An MMT Thought Experiment: The Arithmetic and Political Mechanics of Net Financial Assets

Imagine that over the next week (in a closed American economy — the rest of the world has never existed) everyone sold all their financial assets, paid off all their debts, and deposited the remaining money (and any currency they have) in their checking accounts. No money-market funds, even. Just banks with reserve accounts at the Fed, holding everybody’s money in “cash.”

All those other financial asset prices would dive to zero. Late sellers would sell for nothing.

Would the remaining money in all the bank accounts equal U.S. government debt? That seems to be the implication of MMT thinking, because the remaining money only exists because it got spent into existence by the government deficit spending — crediting bank accounts with that fiat, ex nihilo money in the first place.

Net financial assets = gross financial assets = government debt

(If the government had always just deficit-spent instead of borrowing to cover its deficits, “government debt” would be replaced by “cumulative to-date government deficit spending.”)

I ask not just for clarity, but because (as always), I’m struggling with the relationship between fixed assets and financial assets, between saving and investment.
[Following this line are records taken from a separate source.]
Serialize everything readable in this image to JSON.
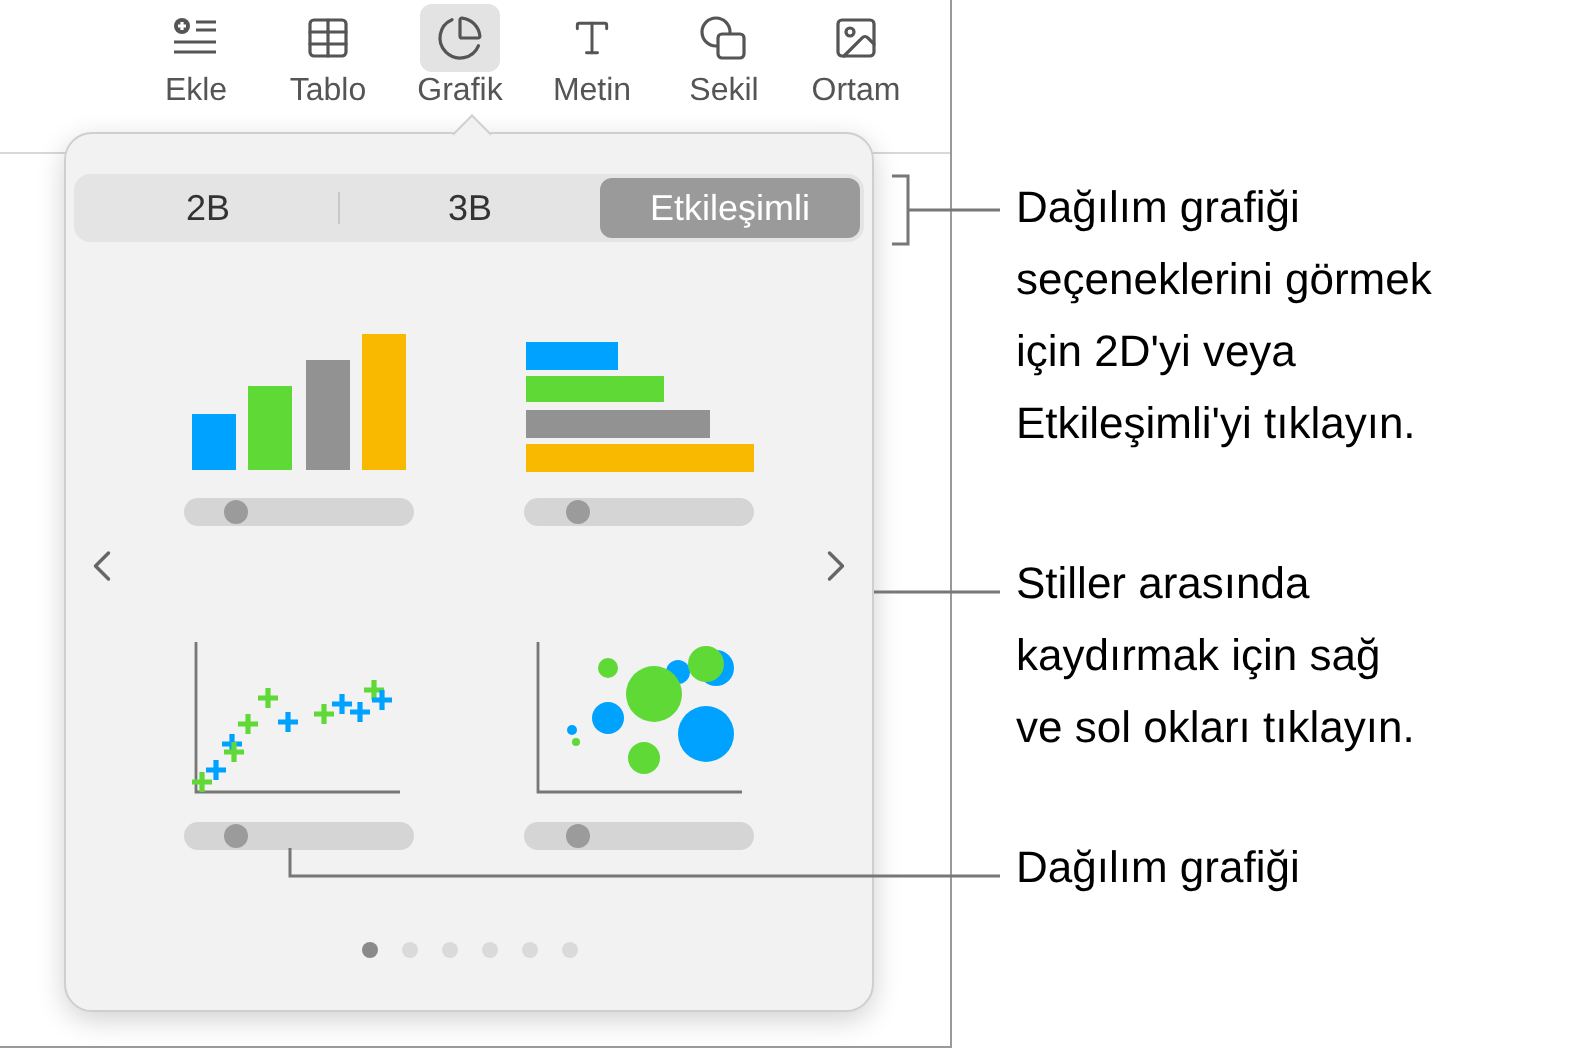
{
  "toolbar": {
    "items": [
      {
        "kind": "insert",
        "label": "Ekle",
        "selected": false
      },
      {
        "kind": "table",
        "label": "Tablo",
        "selected": false
      },
      {
        "kind": "chart",
        "label": "Grafik",
        "selected": true
      },
      {
        "kind": "text",
        "label": "Metin",
        "selected": false
      },
      {
        "kind": "shape",
        "label": "Sekil",
        "selected": false
      },
      {
        "kind": "media",
        "label": "Ortam",
        "selected": false
      }
    ]
  },
  "popover": {
    "segments": [
      {
        "label": "2B",
        "selected": false
      },
      {
        "label": "3B",
        "selected": false
      },
      {
        "label": "Etkileşimli",
        "selected": true
      }
    ],
    "chart_styles": [
      {
        "kind": "column",
        "level": 0.2
      },
      {
        "kind": "bar",
        "level": 0.2
      },
      {
        "kind": "scatter",
        "level": 0.2
      },
      {
        "kind": "bubble",
        "level": 0.2
      }
    ],
    "pages": [
      {
        "selected": true
      },
      {
        "selected": false
      },
      {
        "selected": false
      },
      {
        "selected": false
      },
      {
        "selected": false
      },
      {
        "selected": false
      }
    ]
  },
  "callouts": [
    {
      "text": "Dağılım grafiği\nseçeneklerini görmek\niçin 2D'yi veya\nEtkileşimli'yi tıklayın."
    },
    {
      "text": "Stiller arasında\nkaydırmak için sağ\nve sol okları tıklayın."
    },
    {
      "text": "Dağılım grafiği"
    }
  ]
}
It’s said that the true wealth of the nation — the “national savings” — consists of its real assets: stuff that can be consumed in the future through use and time/natural decay. The NIPAs only count “fixed assets” — hardware (equipment), software, and structures, so let’s pretend that those constitute all real assets (which they don’t in actuality — not by a long shot). Net investment — purchases/creation minus consumption of fixed assets — increases the stock of fixed assets/”savings.”

In theory, financial assets are just financialized, monetized representatives, proxies, for the real, fixed assets that underly them. And indeed over the (very?) long term, the quantity of fixed assets and net financial assets rise together. Both are much larger today in the U.S. than they are in Thailand, or the U.S. in 1910. Financial-asset values wander all over — even over decades — based on “animal spirits,” but again in the long term…
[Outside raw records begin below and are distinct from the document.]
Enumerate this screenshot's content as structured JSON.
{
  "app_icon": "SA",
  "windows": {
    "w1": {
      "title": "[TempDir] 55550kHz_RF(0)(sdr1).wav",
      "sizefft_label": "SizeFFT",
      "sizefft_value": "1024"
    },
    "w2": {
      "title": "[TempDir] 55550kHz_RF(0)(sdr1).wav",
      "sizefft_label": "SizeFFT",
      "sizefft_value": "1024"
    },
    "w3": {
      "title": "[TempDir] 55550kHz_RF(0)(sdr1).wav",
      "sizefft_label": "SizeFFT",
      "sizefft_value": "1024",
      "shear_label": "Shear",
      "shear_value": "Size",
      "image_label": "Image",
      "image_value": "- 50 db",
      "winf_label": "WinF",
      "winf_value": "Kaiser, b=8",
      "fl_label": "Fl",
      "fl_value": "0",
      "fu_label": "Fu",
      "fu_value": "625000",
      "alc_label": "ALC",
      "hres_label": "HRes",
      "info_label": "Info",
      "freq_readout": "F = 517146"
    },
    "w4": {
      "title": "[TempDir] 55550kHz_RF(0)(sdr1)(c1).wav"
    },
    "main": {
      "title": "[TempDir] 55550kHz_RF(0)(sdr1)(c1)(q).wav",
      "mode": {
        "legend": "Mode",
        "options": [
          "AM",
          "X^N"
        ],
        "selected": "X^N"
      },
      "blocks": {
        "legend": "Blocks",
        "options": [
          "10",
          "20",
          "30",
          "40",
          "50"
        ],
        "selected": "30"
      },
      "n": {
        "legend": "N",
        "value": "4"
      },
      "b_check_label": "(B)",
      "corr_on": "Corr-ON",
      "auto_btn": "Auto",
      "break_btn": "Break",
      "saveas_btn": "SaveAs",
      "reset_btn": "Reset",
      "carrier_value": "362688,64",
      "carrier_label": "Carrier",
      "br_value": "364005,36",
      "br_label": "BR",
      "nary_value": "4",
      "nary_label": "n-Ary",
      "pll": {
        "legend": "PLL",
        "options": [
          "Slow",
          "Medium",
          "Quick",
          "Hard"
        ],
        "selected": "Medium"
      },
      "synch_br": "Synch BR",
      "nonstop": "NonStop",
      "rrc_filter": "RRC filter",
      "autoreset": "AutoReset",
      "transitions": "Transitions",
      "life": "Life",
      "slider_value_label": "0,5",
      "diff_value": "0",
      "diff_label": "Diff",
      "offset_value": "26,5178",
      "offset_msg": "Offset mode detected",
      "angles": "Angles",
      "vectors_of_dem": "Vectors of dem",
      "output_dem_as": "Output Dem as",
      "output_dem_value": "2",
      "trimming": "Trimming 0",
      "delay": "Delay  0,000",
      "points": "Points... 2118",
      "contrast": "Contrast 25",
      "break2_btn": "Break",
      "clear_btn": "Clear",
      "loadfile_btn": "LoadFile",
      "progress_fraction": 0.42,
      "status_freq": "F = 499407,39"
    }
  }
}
If that’s so, then in our thought experiment:

Net financial assets = gross financial assets = government debt = fixed assets

The quantity of fixed assets increases over time through net investment. But by MMT thinking, net financial assets can only increase through government deficit spending (or trade surpluses). What is the mechanism whereby government deficit spending is translated into more net financial assets that embody the increased stock of fixed assets?
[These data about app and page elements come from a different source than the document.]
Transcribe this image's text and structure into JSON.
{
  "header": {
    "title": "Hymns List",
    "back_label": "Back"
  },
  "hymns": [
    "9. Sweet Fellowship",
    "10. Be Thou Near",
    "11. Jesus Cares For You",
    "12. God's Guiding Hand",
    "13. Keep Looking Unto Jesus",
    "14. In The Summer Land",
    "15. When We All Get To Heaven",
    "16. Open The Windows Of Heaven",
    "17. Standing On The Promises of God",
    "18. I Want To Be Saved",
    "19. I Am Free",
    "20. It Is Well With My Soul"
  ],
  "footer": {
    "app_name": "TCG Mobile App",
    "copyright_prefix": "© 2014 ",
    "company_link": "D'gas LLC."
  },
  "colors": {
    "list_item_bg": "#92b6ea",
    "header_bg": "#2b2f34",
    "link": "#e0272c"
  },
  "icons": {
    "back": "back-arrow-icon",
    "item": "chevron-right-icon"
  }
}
I imagine a necessarily political mechanism something like the following:

1. People and businesses buy/create fixed assets, resulting in more economic activity — creating/consuming, buying/selling, spending/income.

2. Those increased quantities (both stocks and flows) create more demand for government services. Both individuals and businesses would be decidedly unhappy, I’m thinking, if today’s government were the same size it was, at least in absolute terms, in 1870. (Conservatives and libertarians may say otherwise, but they’re talking through their hats.)

3. Legislators and executives who don’t provide those increased services don’t get re-elected.

4. Taxation lags behind spending — resulting in deficits — because A) people hate taxes and vote against politicians who raise them, and B) if deficit spending is not sufficient to match the increases in fixed assets, depressions result, and the “fiscally responsible” leaders get voted out.

5. The new money from government deficit spending is used to purchase financial assets, driving their prices up to (roughly) match the value of fixed assets.

This is thinking of government and the Fed as one consolidated entity. If you think of them as separate, you can imagine a different mechanism, in which the Fed and the congress/president are engaged in a constant chicken game over inflation, unemployment, and GDP growth, to determine how and when to increase the amount of money/net financial assets (ultimately through deficit spending) to match the stock of fixed assets.

These mechanics would also explain how buying/creating a bunch of drill presses will — through a long, tangled, and messy political process, and in the long but not the short run — result in more “loanable funds.”

Cr0ss-posted at Asymptosis.